India recalled that until 31 December 2018, agricultural imports from other countries, whose products had not been fumigated with methyl bromide at the port of export, could be fumigated upon arrival in India, and indicated that more information could be found on the website India also added that the Montreal Protocol allowed for the use of methyl bromide for quarantine purposes. India explained that the Indian authority had received from Ukraine the request for consideration of alternative methods of fumigation, and reported that in its response to Ukraine, India had requested clarifications and data to be able to conduct further examinations on this matter. Finally, India expressed its commitment to keep working at the technical level to resolve this concern as well as to maintain an appropriate level of protection in accordance with the principles of the SPS Agreement.

In March 2019, Senegal informed the Committee that, with regards to STC No. 427 on India's fumigation requirement for cashew nuts, the technical consultations on alternatives to methyl bromide for post-harvest treatment had allowed agricultural product exports to the Indian market to continue without restrictions. Senegal and India envisaged a protocol to avoid non-compliance with phytosanitary requirements due to deficiencies in the procedures for quarantine treatments.

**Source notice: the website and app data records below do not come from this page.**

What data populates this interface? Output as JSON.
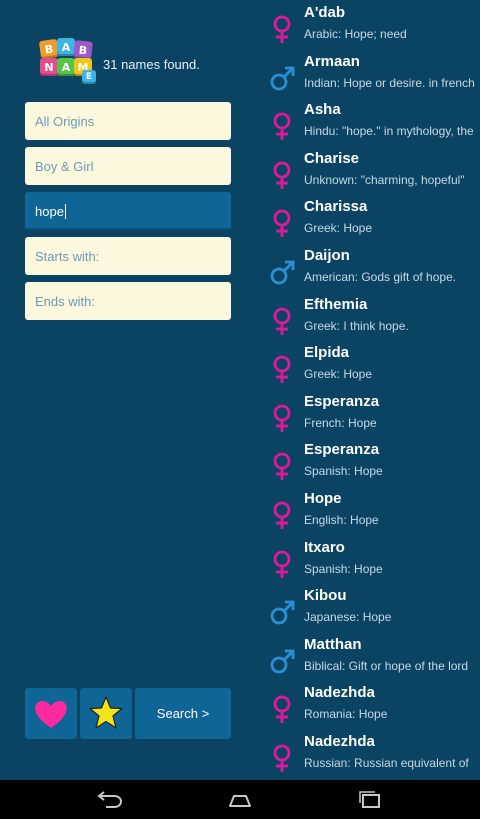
{
  "header": {
    "logo_text": "BABY NAME",
    "count_text": "31 names found."
  },
  "filters": {
    "origin": "All Origins",
    "gender": "Boy & Girl",
    "query": "hope",
    "starts_with_placeholder": "Starts with:",
    "ends_with_placeholder": "Ends with:"
  },
  "toolbar": {
    "search_label": "Search >"
  },
  "colors": {
    "female": "#e0189e",
    "male": "#2a90d6",
    "heart": "#ff2aa0",
    "star": "#f4e21c"
  },
  "results": [
    {
      "name": "A'dab",
      "desc": "Arabic: Hope; need",
      "gender": "female"
    },
    {
      "name": "Armaan",
      "desc": "Indian: Hope or desire. in french",
      "gender": "male"
    },
    {
      "name": "Asha",
      "desc": "Hindu: \"hope.\" in mythology, the",
      "gender": "female"
    },
    {
      "name": "Charise",
      "desc": "Unknown: \"charming, hopeful\"",
      "gender": "female"
    },
    {
      "name": "Charissa",
      "desc": "Greek: Hope",
      "gender": "female"
    },
    {
      "name": "Daijon",
      "desc": "American: Gods gift of hope.",
      "gender": "male"
    },
    {
      "name": "Efthemia",
      "desc": "Greek: I think hope.",
      "gender": "female"
    },
    {
      "name": "Elpida",
      "desc": "Greek: Hope",
      "gender": "female"
    },
    {
      "name": "Esperanza",
      "desc": "French: Hope",
      "gender": "female"
    },
    {
      "name": "Esperanza",
      "desc": "Spanish: Hope",
      "gender": "female"
    },
    {
      "name": "Hope",
      "desc": "English: Hope",
      "gender": "female"
    },
    {
      "name": "Itxaro",
      "desc": "Spanish: Hope",
      "gender": "female"
    },
    {
      "name": "Kibou",
      "desc": "Japanese: Hope",
      "gender": "male"
    },
    {
      "name": "Matthan",
      "desc": "Biblical: Gift or hope of the lord",
      "gender": "male"
    },
    {
      "name": "Nadezhda",
      "desc": "Romania: Hope",
      "gender": "female"
    },
    {
      "name": "Nadezhda",
      "desc": "Russian: Russian equivalent of",
      "gender": "female"
    }
  ]
}
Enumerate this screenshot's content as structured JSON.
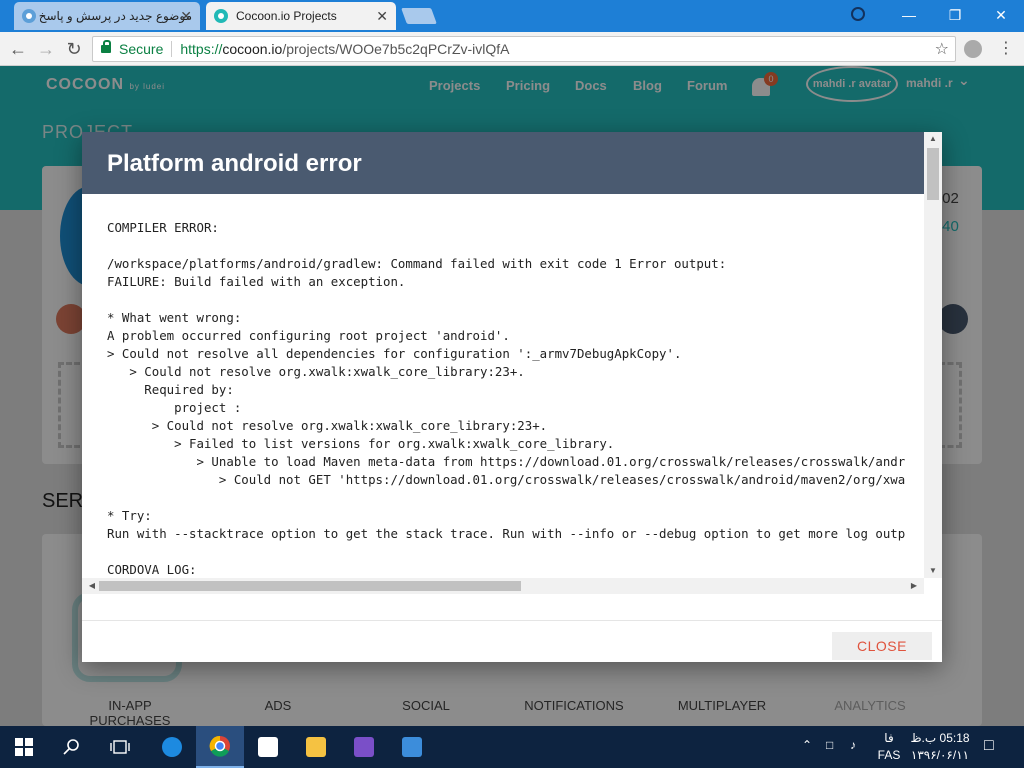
{
  "browser": {
    "tabs": [
      {
        "title": "موضوع جدید در پرسش و پاسخ",
        "active": false
      },
      {
        "title": "Cocoon.io Projects",
        "active": true
      }
    ],
    "close_glyph": "✕",
    "security_label": "Secure",
    "url_scheme": "https://",
    "url_host": "cocoon.io",
    "url_path": "/projects/WOOe7b5c2qPCrZv-ivlQfA"
  },
  "site": {
    "logo": "COCOON",
    "logo_sub": "by ludei",
    "nav": [
      "Projects",
      "Pricing",
      "Docs",
      "Blog",
      "Forum"
    ],
    "notification_count": "0",
    "avatar_alt": "mahdi .r avatar",
    "username": "mahdi .r",
    "section_project": "PROJECT",
    "section_services": "SER",
    "date_fragment": "/02",
    "time_fragment": ":40",
    "services": [
      "IN-APP PURCHASES",
      "ADS",
      "SOCIAL",
      "NOTIFICATIONS",
      "MULTIPLAYER",
      "ANALYTICS"
    ]
  },
  "modal": {
    "title": "Platform android error",
    "log": "COMPILER ERROR:\n\n/workspace/platforms/android/gradlew: Command failed with exit code 1 Error output:\nFAILURE: Build failed with an exception.\n\n* What went wrong:\nA problem occurred configuring root project 'android'.\n> Could not resolve all dependencies for configuration ':_armv7DebugApkCopy'.\n   > Could not resolve org.xwalk:xwalk_core_library:23+.\n     Required by:\n         project :\n      > Could not resolve org.xwalk:xwalk_core_library:23+.\n         > Failed to list versions for org.xwalk:xwalk_core_library.\n            > Unable to load Maven meta-data from https://download.01.org/crosswalk/releases/crosswalk/andr\n               > Could not GET 'https://download.01.org/crosswalk/releases/crosswalk/android/maven2/org/xwa\n\n* Try:\nRun with --stacktrace option to get the stack trace. Run with --info or --debug option to get more log outp\n\nCORDOVA LOG:",
    "close_label": "CLOSE"
  },
  "taskbar": {
    "clock_time": "05:18 ب.ظ",
    "clock_date": "۱۳۹۶/۰۶/۱۱",
    "lang_top": "فا",
    "lang_bottom": "FAS"
  },
  "colors": {
    "brand_teal": "#26c1c1",
    "modal_header": "#4a5a70",
    "close_text": "#e0533d",
    "chrome_blue": "#1e7fd6",
    "taskbar": "#0d2340"
  }
}
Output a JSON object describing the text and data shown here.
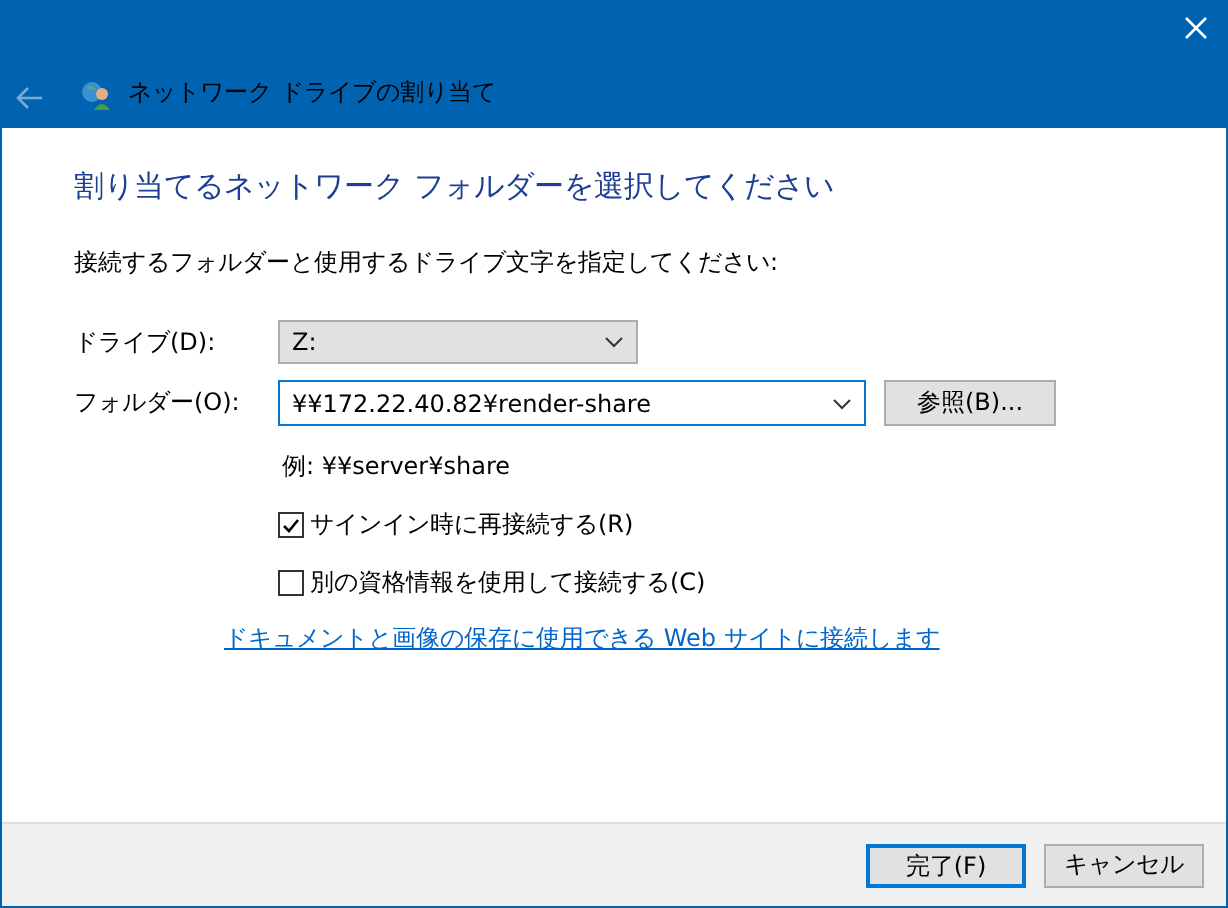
{
  "window": {
    "title": "ネットワーク ドライブの割り当て"
  },
  "heading": "割り当てるネットワーク フォルダーを選択してください",
  "instruction": "接続するフォルダーと使用するドライブ文字を指定してください:",
  "drive": {
    "label": "ドライブ(D):",
    "value": "Z:"
  },
  "folder": {
    "label": "フォルダー(O):",
    "value": "¥¥172.22.40.82¥render-share",
    "browse": "参照(B)..."
  },
  "example": "例: ¥¥server¥share",
  "options": [
    {
      "label": "サインイン時に再接続する(R)",
      "checked": true
    },
    {
      "label": "別の資格情報を使用して接続する(C)",
      "checked": false
    }
  ],
  "link": "ドキュメントと画像の保存に使用できる Web サイトに接続します",
  "buttons": [
    {
      "label": "完了(F)",
      "default": true
    },
    {
      "label": "キャンセル",
      "default": false
    }
  ]
}
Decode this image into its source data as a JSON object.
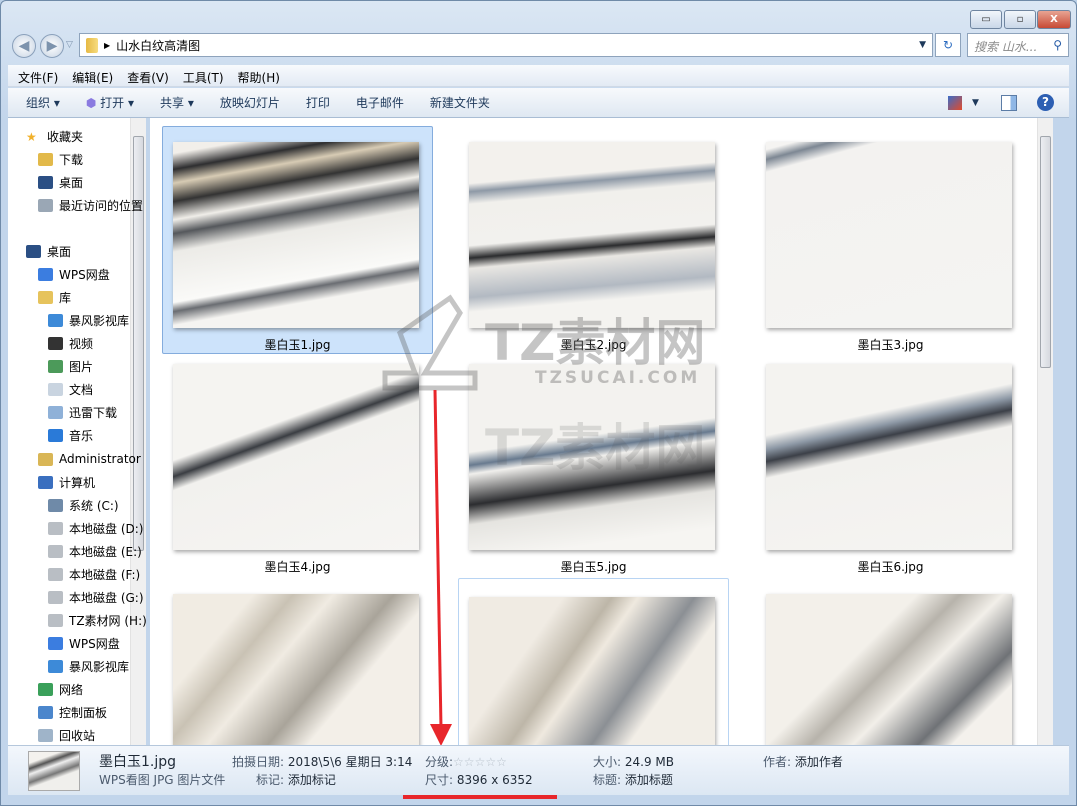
{
  "window": {
    "minimize": "▭",
    "maximize": "▫",
    "close": "X"
  },
  "address": {
    "path": "山水白纹高清图",
    "search_placeholder": "搜索 山水..."
  },
  "menu": [
    "文件(F)",
    "编辑(E)",
    "查看(V)",
    "工具(T)",
    "帮助(H)"
  ],
  "toolbar": {
    "organize": "组织 ▾",
    "open": "打开",
    "share": "共享 ▾",
    "slideshow": "放映幻灯片",
    "print": "打印",
    "email": "电子邮件",
    "new_folder": "新建文件夹"
  },
  "nav": [
    {
      "label": "收藏夹",
      "icon": "star-icon",
      "indent": 0
    },
    {
      "label": "下载",
      "icon": "downloads-icon",
      "indent": 1
    },
    {
      "label": "桌面",
      "icon": "desktop-icon",
      "indent": 1
    },
    {
      "label": "最近访问的位置",
      "icon": "recent-places-icon",
      "indent": 1
    },
    {
      "label": "桌面",
      "icon": "desktop-icon",
      "indent": 0
    },
    {
      "label": "WPS网盘",
      "icon": "cloud-icon",
      "indent": 1
    },
    {
      "label": "库",
      "icon": "library-icon",
      "indent": 1
    },
    {
      "label": "暴风影视库",
      "icon": "video-library-icon",
      "indent": 2
    },
    {
      "label": "视频",
      "icon": "video-icon",
      "indent": 2
    },
    {
      "label": "图片",
      "icon": "pictures-icon",
      "indent": 2
    },
    {
      "label": "文档",
      "icon": "documents-icon",
      "indent": 2
    },
    {
      "label": "迅雷下载",
      "icon": "thunder-download-icon",
      "indent": 2
    },
    {
      "label": "音乐",
      "icon": "music-icon",
      "indent": 2
    },
    {
      "label": "Administrator",
      "icon": "user-folder-icon",
      "indent": 1
    },
    {
      "label": "计算机",
      "icon": "computer-icon",
      "indent": 1
    },
    {
      "label": "系统 (C:)",
      "icon": "system-drive-icon",
      "indent": 2
    },
    {
      "label": "本地磁盘 (D:)",
      "icon": "drive-icon",
      "indent": 2
    },
    {
      "label": "本地磁盘 (E:)",
      "icon": "drive-icon",
      "indent": 2
    },
    {
      "label": "本地磁盘 (F:)",
      "icon": "drive-icon",
      "indent": 2
    },
    {
      "label": "本地磁盘 (G:)",
      "icon": "drive-icon",
      "indent": 2
    },
    {
      "label": "TZ素材网 (H:)",
      "icon": "drive-icon",
      "indent": 2
    },
    {
      "label": "WPS网盘",
      "icon": "cloud-icon",
      "indent": 2
    },
    {
      "label": "暴风影视库",
      "icon": "video-library-icon",
      "indent": 2
    },
    {
      "label": "网络",
      "icon": "network-icon",
      "indent": 1
    },
    {
      "label": "控制面板",
      "icon": "control-panel-icon",
      "indent": 1
    },
    {
      "label": "回收站",
      "icon": "recycle-bin-icon",
      "indent": 1
    }
  ],
  "files": [
    "墨白玉1.jpg",
    "墨白玉2.jpg",
    "墨白玉3.jpg",
    "墨白玉4.jpg",
    "墨白玉5.jpg",
    "墨白玉6.jpg",
    "",
    "",
    ""
  ],
  "watermark": {
    "brand": "TZ素材网",
    "url": "TZSUCAI.COM"
  },
  "details": {
    "name": "墨白玉1.jpg",
    "type": "WPS看图 JPG 图片文件",
    "date_label": "拍摄日期:",
    "date": "2018\\5\\6 星期日 3:14",
    "tags_label": "标记:",
    "tags": "添加标记",
    "rating_label": "分级:",
    "rating": "☆☆☆☆☆",
    "dims_label": "尺寸:",
    "dims": "8396 x 6352",
    "size_label": "大小:",
    "size": "24.9 MB",
    "title_label": "标题:",
    "title": "添加标题",
    "author_label": "作者:",
    "author": "添加作者"
  },
  "colors": {
    "annotation": "#e8262b",
    "selection": "#cde3fb"
  }
}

Senegal highlighted that compliance with all provisions in pre-fumigation and fumigation of containers, using phosphine could be an alternative to methyl bromide.